Near the end of his most recent book on California’s natural history, The State of Water, the artist, poet, and naturalist Obi Kaufmann includes a two-page watercolor painting of a river otter, a freshwater species once common in northern California. This charismatic animal had not been seen in the Bay Area for fifty years when in 2012, a river otter showed up in the Sutro Baths area of San Francisco. Soon nicknamed Sutro Sam, the otter attracted crowds, and before long, naturalists found other river otters living in and around the Bay Area. A species once thought to be locally extinct had somehow — despite all the human obstacles — found its way back home.
For Kaufmann, who has devoted his professional life to chronicling the incalculable vastness and beauty of natural life still to be found in the lands of California, his painting of the otter means “far more than just a cute aquatic predator regaining a foothold — it is a symbol of us, recognizing the way to our future legacy.”
This is how Kaufmann works: He finds a part of California’s nature, paints it, maps it, and in essence brings it to life on the page, for its own sake, for its future, and for the benefit of humans who still care. Born into a family of scientists, he attended UCSB in the early 1990s, finding inspiration in Chumash rock art, and went on to paint, draw, and relentlessly explore the state. In adulthood, he has turned his abiding love for “this most beautiful of places” into a unique occupation.
Working with the renowned nonprofit publisher Heyday Books in Berkeley, in 2017 Kaufmann published The California Field Atlas, a modern-day masterpiece and San Francisco Chronicle bestseller that depicts with art and cartography the vast diversity of lands and creatures of California. This year, he is touring to promote his just-published The State of Water, also by Heyday, which will be the first of six books from Kaufmann on various aspects of California’s natural history, including fire.
In conversation, he notes that over the last 170 years since the white man came to California, nearly every habitat and landscape in the state has been either threatened or endangered, and we have lost “some beautiful creatures,” including the grizzly bear still depicted on the state flag.
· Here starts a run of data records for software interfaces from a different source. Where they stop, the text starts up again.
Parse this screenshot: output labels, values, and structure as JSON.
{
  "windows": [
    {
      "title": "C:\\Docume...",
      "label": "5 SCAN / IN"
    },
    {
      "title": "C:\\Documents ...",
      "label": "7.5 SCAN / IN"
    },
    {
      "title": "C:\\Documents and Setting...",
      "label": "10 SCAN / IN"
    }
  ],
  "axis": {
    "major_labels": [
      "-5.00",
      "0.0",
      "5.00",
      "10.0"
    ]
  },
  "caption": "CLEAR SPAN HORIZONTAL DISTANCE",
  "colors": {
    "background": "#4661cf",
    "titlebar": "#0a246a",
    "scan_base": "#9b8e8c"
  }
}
But he adds that the extinction rate in the state remains low — less than one percent. And he points to comebacks. Although the construction of the enormous Friant Dam on the San Joaquin River in 1942 ended an annual spawning of millions upon millions of salmon, this year — despite the dam and the recent drought — scientists and fisherfolk managed to restore a small run of spring chinook for the first time in 65 years.
“Listen to too much media, and it’s kind of a surprise to find out that we’ll make it to next Tuesday,” he remarks sardonically. He notes that in 2007, the Zaca Fire burned over 240,000 acres in the Santa Barbara backcountry, but fifteen years later, “only the oldest oaks are still showing signs that there was a Zaca Fire. That’s where Ojai will be twenty years from now, after the Thomas Fire.”
In the Ojai area on Saturday, June 29, from 9 a.m.-3 p.m., Kaufmann will lead a morning walk to Matilija Creek with ecologist and guide Lanny Kaufer, followed by a painting demonstration and a talk indoors. The cost is $31. Register at herbwalks.com.